=== Input data ===
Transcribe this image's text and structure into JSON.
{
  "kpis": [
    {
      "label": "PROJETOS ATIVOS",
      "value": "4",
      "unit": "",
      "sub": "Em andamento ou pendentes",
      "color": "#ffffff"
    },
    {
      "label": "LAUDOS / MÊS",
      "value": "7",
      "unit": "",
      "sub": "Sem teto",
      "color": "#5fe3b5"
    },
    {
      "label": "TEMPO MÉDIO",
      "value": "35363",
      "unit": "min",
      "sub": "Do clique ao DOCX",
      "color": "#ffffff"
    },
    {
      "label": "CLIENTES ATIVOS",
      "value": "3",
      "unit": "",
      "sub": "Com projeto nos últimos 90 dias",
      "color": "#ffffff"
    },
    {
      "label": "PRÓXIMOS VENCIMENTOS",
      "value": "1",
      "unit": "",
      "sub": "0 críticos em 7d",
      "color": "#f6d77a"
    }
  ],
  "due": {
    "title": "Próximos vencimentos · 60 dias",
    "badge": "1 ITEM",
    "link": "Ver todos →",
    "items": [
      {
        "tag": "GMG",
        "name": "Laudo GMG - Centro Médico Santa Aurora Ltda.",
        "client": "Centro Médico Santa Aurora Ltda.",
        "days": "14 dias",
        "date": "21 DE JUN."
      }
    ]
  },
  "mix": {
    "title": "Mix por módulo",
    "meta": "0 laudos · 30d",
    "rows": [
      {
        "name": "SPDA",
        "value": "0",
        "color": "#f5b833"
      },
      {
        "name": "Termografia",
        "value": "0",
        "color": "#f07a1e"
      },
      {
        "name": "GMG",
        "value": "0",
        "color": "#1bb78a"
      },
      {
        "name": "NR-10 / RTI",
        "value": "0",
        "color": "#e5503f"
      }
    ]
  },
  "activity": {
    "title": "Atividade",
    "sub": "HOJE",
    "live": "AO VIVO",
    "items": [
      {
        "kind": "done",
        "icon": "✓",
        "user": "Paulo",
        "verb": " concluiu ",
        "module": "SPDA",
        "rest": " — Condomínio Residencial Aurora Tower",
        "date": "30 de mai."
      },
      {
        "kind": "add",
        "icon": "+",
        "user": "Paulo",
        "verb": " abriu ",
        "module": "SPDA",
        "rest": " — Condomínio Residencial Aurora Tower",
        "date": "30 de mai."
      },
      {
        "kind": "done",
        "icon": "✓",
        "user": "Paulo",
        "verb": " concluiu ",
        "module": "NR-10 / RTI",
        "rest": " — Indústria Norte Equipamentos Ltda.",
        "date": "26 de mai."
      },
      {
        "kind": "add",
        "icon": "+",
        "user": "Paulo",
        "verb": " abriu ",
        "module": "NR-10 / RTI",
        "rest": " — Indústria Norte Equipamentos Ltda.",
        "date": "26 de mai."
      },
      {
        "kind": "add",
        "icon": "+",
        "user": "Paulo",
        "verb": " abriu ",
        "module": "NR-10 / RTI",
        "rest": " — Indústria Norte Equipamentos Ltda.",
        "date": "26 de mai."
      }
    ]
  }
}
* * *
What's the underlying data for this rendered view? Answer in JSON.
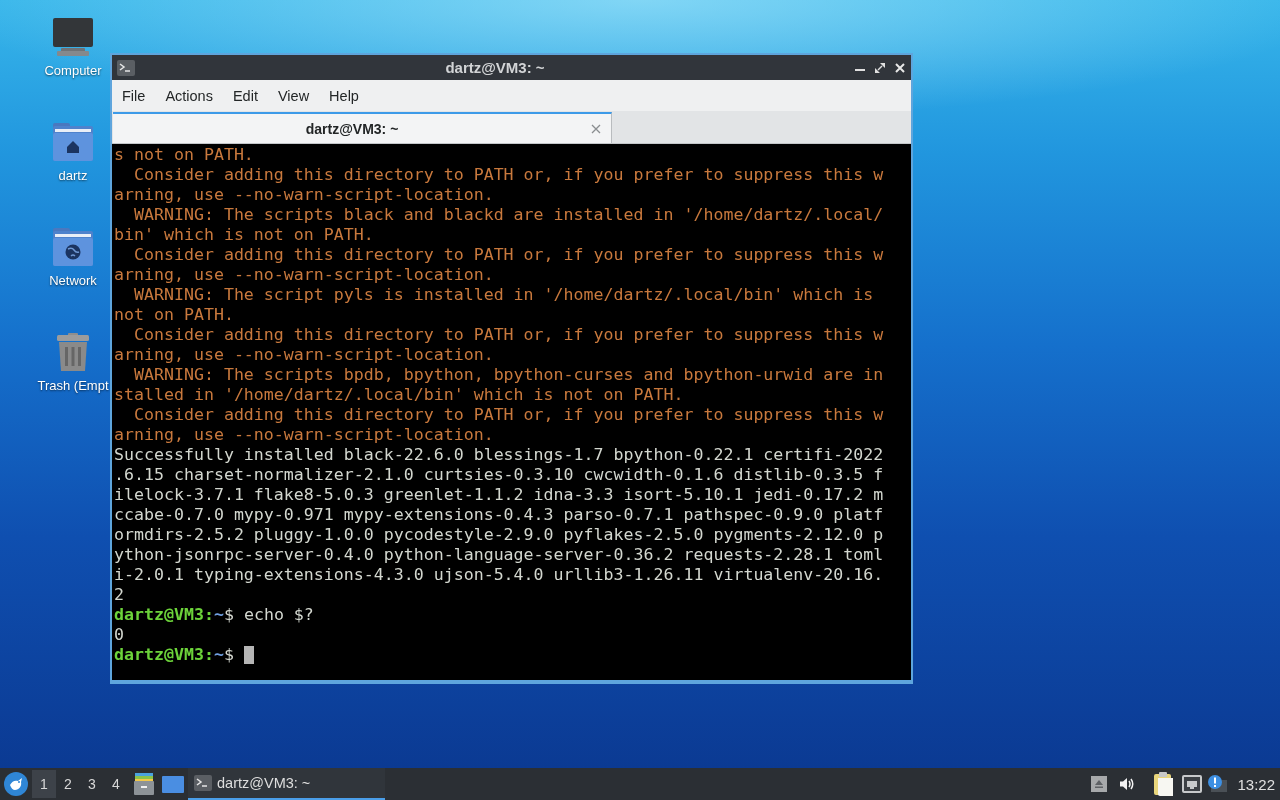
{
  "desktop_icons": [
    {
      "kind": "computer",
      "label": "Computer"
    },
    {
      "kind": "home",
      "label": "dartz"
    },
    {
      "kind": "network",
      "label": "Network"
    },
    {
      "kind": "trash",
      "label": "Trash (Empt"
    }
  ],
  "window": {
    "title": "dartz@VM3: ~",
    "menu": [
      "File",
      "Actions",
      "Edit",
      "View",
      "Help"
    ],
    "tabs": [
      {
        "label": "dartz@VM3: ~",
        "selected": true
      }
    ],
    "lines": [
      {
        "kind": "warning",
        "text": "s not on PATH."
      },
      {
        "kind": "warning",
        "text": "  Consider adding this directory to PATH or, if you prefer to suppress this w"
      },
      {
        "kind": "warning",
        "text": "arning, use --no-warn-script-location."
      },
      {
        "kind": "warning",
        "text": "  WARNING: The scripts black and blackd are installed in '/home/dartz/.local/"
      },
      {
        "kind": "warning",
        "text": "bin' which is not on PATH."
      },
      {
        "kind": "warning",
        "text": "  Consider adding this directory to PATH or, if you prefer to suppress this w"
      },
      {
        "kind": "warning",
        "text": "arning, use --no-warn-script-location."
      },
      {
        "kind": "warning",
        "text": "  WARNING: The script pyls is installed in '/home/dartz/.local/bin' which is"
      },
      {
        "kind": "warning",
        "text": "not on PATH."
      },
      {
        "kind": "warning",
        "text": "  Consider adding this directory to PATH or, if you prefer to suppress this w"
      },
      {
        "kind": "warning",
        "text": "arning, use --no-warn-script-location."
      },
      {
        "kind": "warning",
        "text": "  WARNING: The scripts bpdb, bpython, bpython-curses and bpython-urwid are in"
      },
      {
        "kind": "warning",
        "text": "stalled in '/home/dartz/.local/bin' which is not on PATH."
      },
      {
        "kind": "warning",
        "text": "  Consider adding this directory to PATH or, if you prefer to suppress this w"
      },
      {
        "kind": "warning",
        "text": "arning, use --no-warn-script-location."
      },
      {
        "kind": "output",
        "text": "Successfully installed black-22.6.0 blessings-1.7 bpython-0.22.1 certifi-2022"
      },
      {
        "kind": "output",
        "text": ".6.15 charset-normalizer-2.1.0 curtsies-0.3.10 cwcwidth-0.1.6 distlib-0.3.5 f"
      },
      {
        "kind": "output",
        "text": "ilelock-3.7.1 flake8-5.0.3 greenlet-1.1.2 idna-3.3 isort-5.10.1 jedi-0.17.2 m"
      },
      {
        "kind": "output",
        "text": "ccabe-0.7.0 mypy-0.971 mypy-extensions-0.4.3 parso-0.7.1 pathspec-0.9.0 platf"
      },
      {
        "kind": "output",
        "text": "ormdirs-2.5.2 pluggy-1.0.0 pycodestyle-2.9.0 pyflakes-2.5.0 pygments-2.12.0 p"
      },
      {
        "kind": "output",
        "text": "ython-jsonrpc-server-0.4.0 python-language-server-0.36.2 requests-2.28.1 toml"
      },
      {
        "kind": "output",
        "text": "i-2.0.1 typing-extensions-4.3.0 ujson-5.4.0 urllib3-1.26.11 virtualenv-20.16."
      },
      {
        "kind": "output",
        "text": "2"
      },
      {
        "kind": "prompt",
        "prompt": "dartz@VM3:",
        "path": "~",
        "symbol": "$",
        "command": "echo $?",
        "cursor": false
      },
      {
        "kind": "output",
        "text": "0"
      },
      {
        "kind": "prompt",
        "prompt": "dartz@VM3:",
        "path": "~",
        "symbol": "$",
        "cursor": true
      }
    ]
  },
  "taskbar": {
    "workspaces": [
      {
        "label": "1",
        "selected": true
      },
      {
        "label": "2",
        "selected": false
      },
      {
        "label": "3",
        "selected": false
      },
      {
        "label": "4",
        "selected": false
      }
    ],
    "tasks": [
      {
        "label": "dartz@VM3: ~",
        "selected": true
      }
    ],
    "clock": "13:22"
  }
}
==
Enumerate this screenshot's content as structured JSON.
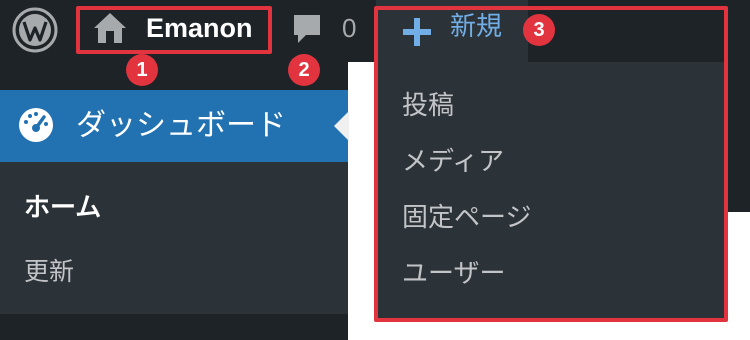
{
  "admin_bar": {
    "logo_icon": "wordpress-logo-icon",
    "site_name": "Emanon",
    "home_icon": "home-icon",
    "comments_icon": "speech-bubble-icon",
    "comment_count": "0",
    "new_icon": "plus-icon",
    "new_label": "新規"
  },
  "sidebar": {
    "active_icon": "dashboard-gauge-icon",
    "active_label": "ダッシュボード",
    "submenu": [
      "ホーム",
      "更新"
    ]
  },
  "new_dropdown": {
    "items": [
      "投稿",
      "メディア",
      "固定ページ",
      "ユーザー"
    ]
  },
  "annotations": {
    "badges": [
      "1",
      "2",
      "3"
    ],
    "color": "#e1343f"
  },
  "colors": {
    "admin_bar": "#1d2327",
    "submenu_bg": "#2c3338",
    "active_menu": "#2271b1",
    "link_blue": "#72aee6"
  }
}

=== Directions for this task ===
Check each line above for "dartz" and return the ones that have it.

=== The answer ===
      "label": "dartz"
    "title": "dartz@VM3: ~",
        "label": "dartz@VM3: ~",
        "text": "  WARNING: The scripts black and blackd are installed in '/home/dartz/.local/"
        "text": "  WARNING: The script pyls is installed in '/home/dartz/.local/bin' which is"
        "text": "stalled in '/home/dartz/.local/bin' which is not on PATH."
        "prompt": "dartz@VM3:",
        "prompt": "dartz@VM3:",
        "label": "dartz@VM3: ~",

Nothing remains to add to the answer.